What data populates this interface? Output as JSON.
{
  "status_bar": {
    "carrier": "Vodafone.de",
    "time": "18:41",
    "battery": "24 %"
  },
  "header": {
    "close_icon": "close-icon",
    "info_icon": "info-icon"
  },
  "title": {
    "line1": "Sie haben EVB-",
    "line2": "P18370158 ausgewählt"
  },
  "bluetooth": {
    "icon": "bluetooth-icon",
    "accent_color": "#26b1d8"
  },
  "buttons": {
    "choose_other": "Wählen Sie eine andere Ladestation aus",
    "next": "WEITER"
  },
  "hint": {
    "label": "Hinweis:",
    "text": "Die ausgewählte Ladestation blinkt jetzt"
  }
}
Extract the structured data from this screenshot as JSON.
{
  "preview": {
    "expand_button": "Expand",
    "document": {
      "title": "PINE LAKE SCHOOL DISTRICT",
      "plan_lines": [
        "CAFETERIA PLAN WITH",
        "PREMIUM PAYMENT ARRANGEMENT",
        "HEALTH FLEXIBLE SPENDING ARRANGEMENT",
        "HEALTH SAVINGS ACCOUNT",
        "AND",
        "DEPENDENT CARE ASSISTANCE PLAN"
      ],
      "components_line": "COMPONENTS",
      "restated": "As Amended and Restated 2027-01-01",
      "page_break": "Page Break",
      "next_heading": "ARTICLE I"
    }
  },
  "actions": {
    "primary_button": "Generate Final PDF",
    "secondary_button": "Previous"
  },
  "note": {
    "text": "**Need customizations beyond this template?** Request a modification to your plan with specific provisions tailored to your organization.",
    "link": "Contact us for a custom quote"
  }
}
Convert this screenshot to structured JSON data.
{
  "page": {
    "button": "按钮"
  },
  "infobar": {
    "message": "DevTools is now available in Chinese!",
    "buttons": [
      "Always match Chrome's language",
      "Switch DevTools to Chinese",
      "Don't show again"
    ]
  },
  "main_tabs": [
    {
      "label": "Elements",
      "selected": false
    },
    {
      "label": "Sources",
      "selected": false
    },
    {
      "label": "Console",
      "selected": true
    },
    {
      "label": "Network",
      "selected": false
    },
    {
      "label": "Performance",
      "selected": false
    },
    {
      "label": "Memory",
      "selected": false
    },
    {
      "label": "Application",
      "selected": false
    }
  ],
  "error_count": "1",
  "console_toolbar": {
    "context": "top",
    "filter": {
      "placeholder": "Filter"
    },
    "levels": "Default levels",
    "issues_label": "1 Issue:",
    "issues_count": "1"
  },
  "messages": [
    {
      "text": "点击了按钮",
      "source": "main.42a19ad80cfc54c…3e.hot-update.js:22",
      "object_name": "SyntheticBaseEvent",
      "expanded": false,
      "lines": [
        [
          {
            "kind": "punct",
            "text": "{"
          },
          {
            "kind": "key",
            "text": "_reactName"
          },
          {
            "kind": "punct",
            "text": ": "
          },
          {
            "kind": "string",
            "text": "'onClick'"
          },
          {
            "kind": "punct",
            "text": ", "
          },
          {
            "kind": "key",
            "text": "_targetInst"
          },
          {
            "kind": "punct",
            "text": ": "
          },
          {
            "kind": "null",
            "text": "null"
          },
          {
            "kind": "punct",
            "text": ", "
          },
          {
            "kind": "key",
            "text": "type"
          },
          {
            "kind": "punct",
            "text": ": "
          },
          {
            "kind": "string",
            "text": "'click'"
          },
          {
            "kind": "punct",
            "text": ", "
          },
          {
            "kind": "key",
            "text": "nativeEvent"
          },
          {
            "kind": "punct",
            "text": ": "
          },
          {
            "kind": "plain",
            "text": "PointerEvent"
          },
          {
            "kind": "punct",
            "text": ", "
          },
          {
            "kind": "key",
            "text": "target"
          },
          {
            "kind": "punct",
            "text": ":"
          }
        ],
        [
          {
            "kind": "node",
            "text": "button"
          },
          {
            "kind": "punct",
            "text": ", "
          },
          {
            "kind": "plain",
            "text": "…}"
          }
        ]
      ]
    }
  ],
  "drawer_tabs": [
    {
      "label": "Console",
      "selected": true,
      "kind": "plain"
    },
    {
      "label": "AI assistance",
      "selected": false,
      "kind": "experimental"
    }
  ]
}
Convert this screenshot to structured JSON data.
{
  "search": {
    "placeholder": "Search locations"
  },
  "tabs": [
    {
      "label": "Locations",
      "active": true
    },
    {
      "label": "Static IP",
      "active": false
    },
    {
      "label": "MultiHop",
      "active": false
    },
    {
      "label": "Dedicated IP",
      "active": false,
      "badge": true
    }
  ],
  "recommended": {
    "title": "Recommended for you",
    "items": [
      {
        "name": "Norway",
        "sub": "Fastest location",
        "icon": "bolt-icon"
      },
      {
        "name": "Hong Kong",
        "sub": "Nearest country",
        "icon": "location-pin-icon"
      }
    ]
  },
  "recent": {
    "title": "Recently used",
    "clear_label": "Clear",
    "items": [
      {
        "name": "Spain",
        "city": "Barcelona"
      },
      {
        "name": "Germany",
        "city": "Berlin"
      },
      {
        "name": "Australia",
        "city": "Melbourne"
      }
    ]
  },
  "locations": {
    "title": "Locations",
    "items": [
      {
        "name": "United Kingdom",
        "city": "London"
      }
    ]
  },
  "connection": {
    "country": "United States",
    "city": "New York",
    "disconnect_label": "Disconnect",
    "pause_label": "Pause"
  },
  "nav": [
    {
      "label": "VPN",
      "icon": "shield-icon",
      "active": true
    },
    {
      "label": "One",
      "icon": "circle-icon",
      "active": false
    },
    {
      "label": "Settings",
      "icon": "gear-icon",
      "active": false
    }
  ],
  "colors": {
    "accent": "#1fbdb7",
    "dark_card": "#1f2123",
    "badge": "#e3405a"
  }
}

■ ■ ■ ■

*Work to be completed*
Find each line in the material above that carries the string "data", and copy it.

*Response to this task*
What data populates this interface? Output as JSON.
Extract the structured data from this screenshot as JSON.
Convert this screenshot to structured JSON data.
Convert this screenshot to structured JSON data.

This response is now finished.